A spotlight on sunscreen

Summer is here! What you need to know about sunburn and sunscreen
June 19th, 2017

backpacker standing on a rock

A patient who was sporting a bad case of sunburn came in to see Dr. Cory Dietz recently.

“He likes to work outdoors, but every spring, the first time out, it still catches him by surprise,” said Dietz, who practices family medicine at the UCHealth Falcon Medical Center. “When the weather is cool, we don’t always think about using sunscreen.”

As the weather warms up, and we all get out doors more, Coloradans should pay special attention to protecting themselves from the 300-plus days of sunshine we get every year.

“It’s very important,” Dietz said, “mainly because of the higher altitude.” Studies show that for every 1,000 feet you rise in altitude, you get a bit more exposure to ultra-violet rays. That means that along the Front Range people get about 25 percent more exposure than do those who live at sea level.

Sunblock, such as zinc oxide, and sunscreen either prevent or absorb UV radiation from the sun to keep it from reaching your skin.

There’s been some speculation in the past as to the safety of sunscreens, but when used according to directions, they are very safe, Dietz said.

picture of Dr. Cory Dietz
Dr. Cory Dietz practices family medicine at UCHealth Falcon Medical Center.

More about SPF

SPF — sun protection factor — matters.

Most people should use “at least 30,” SPF sunscreen. The numbers can be confusing, but think of it this way, he said: “SPF 30 is twice as protective as SPF 15” in preventing sunburn. The effectiveness of sunscreen pretty much maxes out after 30, but technically, “using 50 supposedly takes you 50 times longer to get a sunburn than if not using anything.”

Children should use sunscreen, too, “although there are different recommendations from different sources. Some experts do not recommend using it for kids under 6 months, but the American Academy of Pediatrics says a little is OK.”

He added: “Babies that young should not be exposed to that much sun anyway.”

Children’s sunscreens differ from those made for adults in that the manufacturers “try to use ingredients less irritating and with fewer allergens than adult sunscreens.”

Sunscreen should be used year round when spending prolonged periods outdoors, not just in the summer.

“Always use it if you are going to have significant exposure, no matter what time of year, because UV rays don’t really change with the seasons,” he said. In fact, serious sunburns can happen in winter, or any time a person is near reflected rays, be it water or snow and ice.

“With those reflected UV rays, you get twice the exposure,” he said.

Sunscreen generally needs to be reapplied every two hours – more often, if you are swimming or sweating heavily.

A general guideline for how much to apply is easy to remember.

“There is something called the teaspoon rule,” he said. “Apply 1 teaspoon to face and neck, 1 teaspoon to the front and another to your back, 1 for each arm and 2 for each leg. That ends up being quite a bit, but it’s the amount that gives you the proper protection.”

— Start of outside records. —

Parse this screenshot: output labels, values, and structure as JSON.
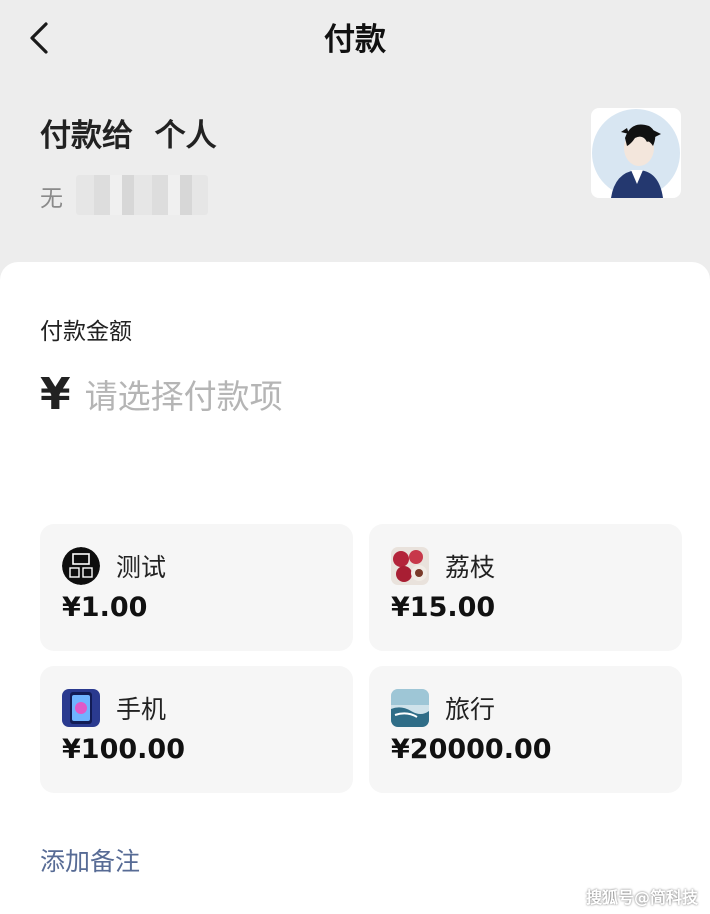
{
  "nav": {
    "title": "付款",
    "back_icon": "chevron-left-icon"
  },
  "payee": {
    "title": "付款给  个人",
    "name_visible": "无",
    "avatar": "user-avatar"
  },
  "payment": {
    "amount_label": "付款金额",
    "currency_symbol": "¥",
    "amount_placeholder": "请选择付款项"
  },
  "items": [
    {
      "name": "测试",
      "price": "¥1.00",
      "icon": "jian-keji-logo-icon"
    },
    {
      "name": "荔枝",
      "price": "¥15.00",
      "icon": "lychee-icon"
    },
    {
      "name": "手机",
      "price": "¥100.00",
      "icon": "smartphone-icon"
    },
    {
      "name": "旅行",
      "price": "¥20000.00",
      "icon": "sea-landscape-icon"
    }
  ],
  "remark": {
    "label": "添加备注"
  },
  "watermark": {
    "text": "搜狐号@简科技"
  },
  "colors": {
    "page_bg": "#ededed",
    "card_bg": "#ffffff",
    "tile_bg": "#f6f6f6",
    "link": "#576b95",
    "placeholder": "#b5b5b5"
  }
}
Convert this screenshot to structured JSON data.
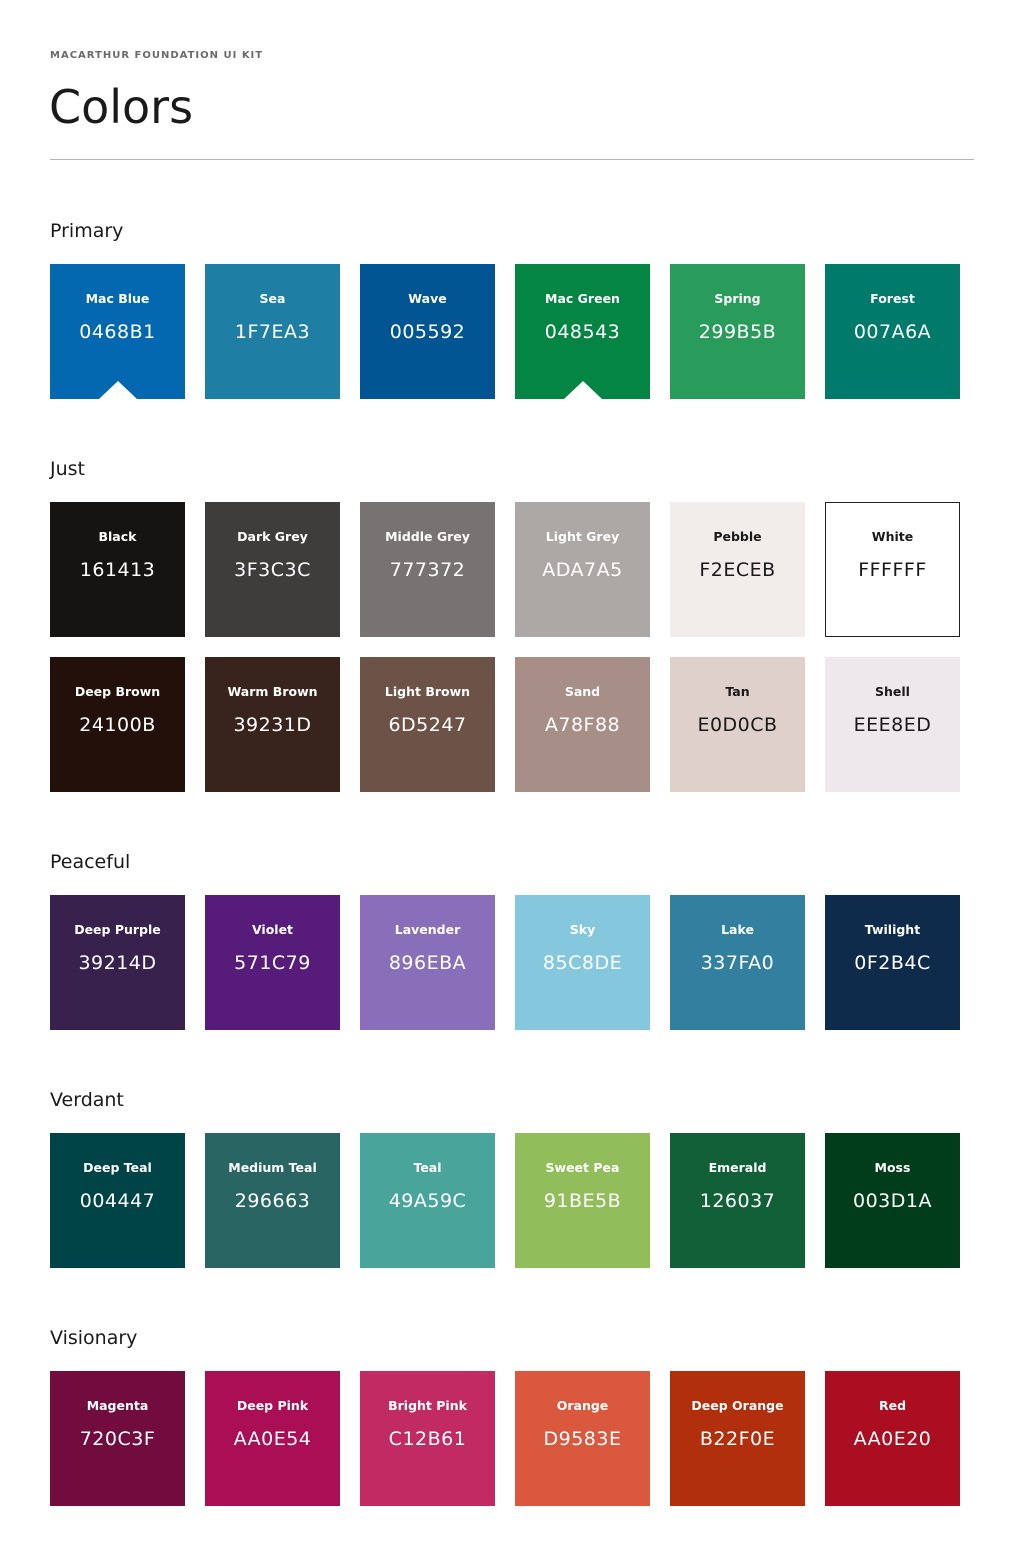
{
  "header": {
    "kit_label": "MACARTHUR FOUNDATION UI KIT",
    "title": "Colors"
  },
  "groups": [
    {
      "heading": "Primary",
      "rows": [
        [
          {
            "name": "Mac Blue",
            "hex": "0468B1",
            "bg": "#0468B1",
            "fg": "#ffffff",
            "selected": true
          },
          {
            "name": "Sea",
            "hex": "1F7EA3",
            "bg": "#1F7EA3",
            "fg": "#ffffff"
          },
          {
            "name": "Wave",
            "hex": "005592",
            "bg": "#005592",
            "fg": "#ffffff"
          },
          {
            "name": "Mac Green",
            "hex": "048543",
            "bg": "#048543",
            "fg": "#ffffff",
            "selected": true
          },
          {
            "name": "Spring",
            "hex": "299B5B",
            "bg": "#299B5B",
            "fg": "#ffffff"
          },
          {
            "name": "Forest",
            "hex": "007A6A",
            "bg": "#007A6A",
            "fg": "#ffffff"
          }
        ]
      ]
    },
    {
      "heading": "Just",
      "rows": [
        [
          {
            "name": "Black",
            "hex": "161413",
            "bg": "#161413",
            "fg": "#ffffff"
          },
          {
            "name": "Dark Grey",
            "hex": "3F3C3C",
            "bg": "#3F3C3C",
            "fg": "#ffffff"
          },
          {
            "name": "Middle Grey",
            "hex": "777372",
            "bg": "#777372",
            "fg": "#ffffff"
          },
          {
            "name": "Light Grey",
            "hex": "ADA7A5",
            "bg": "#ADA7A5",
            "fg": "#ffffff"
          },
          {
            "name": "Pebble",
            "hex": "F2ECEB",
            "bg": "#F2ECEB",
            "fg": "#1a1a1a"
          },
          {
            "name": "White",
            "hex": "FFFFFF",
            "bg": "#FFFFFF",
            "fg": "#1a1a1a",
            "bordered": true
          }
        ],
        [
          {
            "name": "Deep Brown",
            "hex": "24100B",
            "bg": "#24100B",
            "fg": "#ffffff"
          },
          {
            "name": "Warm Brown",
            "hex": "39231D",
            "bg": "#39231D",
            "fg": "#ffffff"
          },
          {
            "name": "Light Brown",
            "hex": "6D5247",
            "bg": "#6D5247",
            "fg": "#ffffff"
          },
          {
            "name": "Sand",
            "hex": "A78F88",
            "bg": "#A78F88",
            "fg": "#ffffff"
          },
          {
            "name": "Tan",
            "hex": "E0D0CB",
            "bg": "#E0D0CB",
            "fg": "#1a1a1a"
          },
          {
            "name": "Shell",
            "hex": "EEE8ED",
            "bg": "#EEE8ED",
            "fg": "#1a1a1a"
          }
        ]
      ]
    },
    {
      "heading": "Peaceful",
      "rows": [
        [
          {
            "name": "Deep Purple",
            "hex": "39214D",
            "bg": "#39214D",
            "fg": "#ffffff"
          },
          {
            "name": "Violet",
            "hex": "571C79",
            "bg": "#571C79",
            "fg": "#ffffff"
          },
          {
            "name": "Lavender",
            "hex": "896EBA",
            "bg": "#896EBA",
            "fg": "#ffffff"
          },
          {
            "name": "Sky",
            "hex": "85C8DE",
            "bg": "#85C8DE",
            "fg": "#ffffff"
          },
          {
            "name": "Lake",
            "hex": "337FA0",
            "bg": "#337FA0",
            "fg": "#ffffff"
          },
          {
            "name": "Twilight",
            "hex": "0F2B4C",
            "bg": "#0F2B4C",
            "fg": "#ffffff"
          }
        ]
      ]
    },
    {
      "heading": "Verdant",
      "rows": [
        [
          {
            "name": "Deep Teal",
            "hex": "004447",
            "bg": "#004447",
            "fg": "#ffffff"
          },
          {
            "name": "Medium Teal",
            "hex": "296663",
            "bg": "#296663",
            "fg": "#ffffff"
          },
          {
            "name": "Teal",
            "hex": "49A59C",
            "bg": "#49A59C",
            "fg": "#ffffff"
          },
          {
            "name": "Sweet Pea",
            "hex": "91BE5B",
            "bg": "#91BE5B",
            "fg": "#ffffff"
          },
          {
            "name": "Emerald",
            "hex": "126037",
            "bg": "#126037",
            "fg": "#ffffff"
          },
          {
            "name": "Moss",
            "hex": "003D1A",
            "bg": "#003D1A",
            "fg": "#ffffff"
          }
        ]
      ]
    },
    {
      "heading": "Visionary",
      "rows": [
        [
          {
            "name": "Magenta",
            "hex": "720C3F",
            "bg": "#720C3F",
            "fg": "#ffffff"
          },
          {
            "name": "Deep Pink",
            "hex": "AA0E54",
            "bg": "#AA0E54",
            "fg": "#ffffff"
          },
          {
            "name": "Bright Pink",
            "hex": "C12B61",
            "bg": "#C12B61",
            "fg": "#ffffff"
          },
          {
            "name": "Orange",
            "hex": "D9583E",
            "bg": "#D9583E",
            "fg": "#ffffff"
          },
          {
            "name": "Deep Orange",
            "hex": "B22F0E",
            "bg": "#B22F0E",
            "fg": "#ffffff"
          },
          {
            "name": "Red",
            "hex": "AA0E20",
            "bg": "#AA0E20",
            "fg": "#ffffff"
          }
        ]
      ]
    }
  ]
}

How fast can you get a sunburn?

“It depends on your skin type. Folks who are descended from Irish roots are the most susceptible to sunburn, for example. People who are fair-skinned will burn easier and quicker than those with darker skin.  But everybody can get sunburned, no matter what skin type.”

If you sunburn easily, there are other things you can do to protect yourself, like wear clothing with long sleeves, long pants and a hat. And avoid going out in the sun, if you can, between 10 a.m. and 2 p.m., he added.

How should you treat sunburn at home?

“That’s where skin moisturizer comes in” Dietz said. “Try aloe vera to cool the burn and moisturize the skin. Take an anti-inflammatory like ibuprofen. Cold compresses or a tepid shower also can help give relief,” he said.

And if it’s worse than just your average sunburn?

“If you have blistering or severe pain, seek medical help,” he advised. “And it would depend on the extent of the burn – how much of the body is involved – or if the pain is not relieved with ibuprofen.”

Using sunscreen can protect you from more than just sunburn.

“There is a direct correlation between sun exposure and skin cancers, so that’s the No. 1 concern,” he said. And it also contributes to something called photo-aging – e.g., wrinkling, leathery skin, age spots and just looking older than you are.

So the earlier you use sunscreen the better, he said. “They used to say that most of us get 60 or 70 percent of our sun exposure prior to age 18. I suspect that’s still true.”

The doctor also noted that sunscreen expires.

“There are expiration dates on sunscreen now,” he said, and they can become ineffective or at least less effective after that date.bad

About the author

Linda DuVal is a freelance writer based in Colorado Springs who writes articles for UCHealth.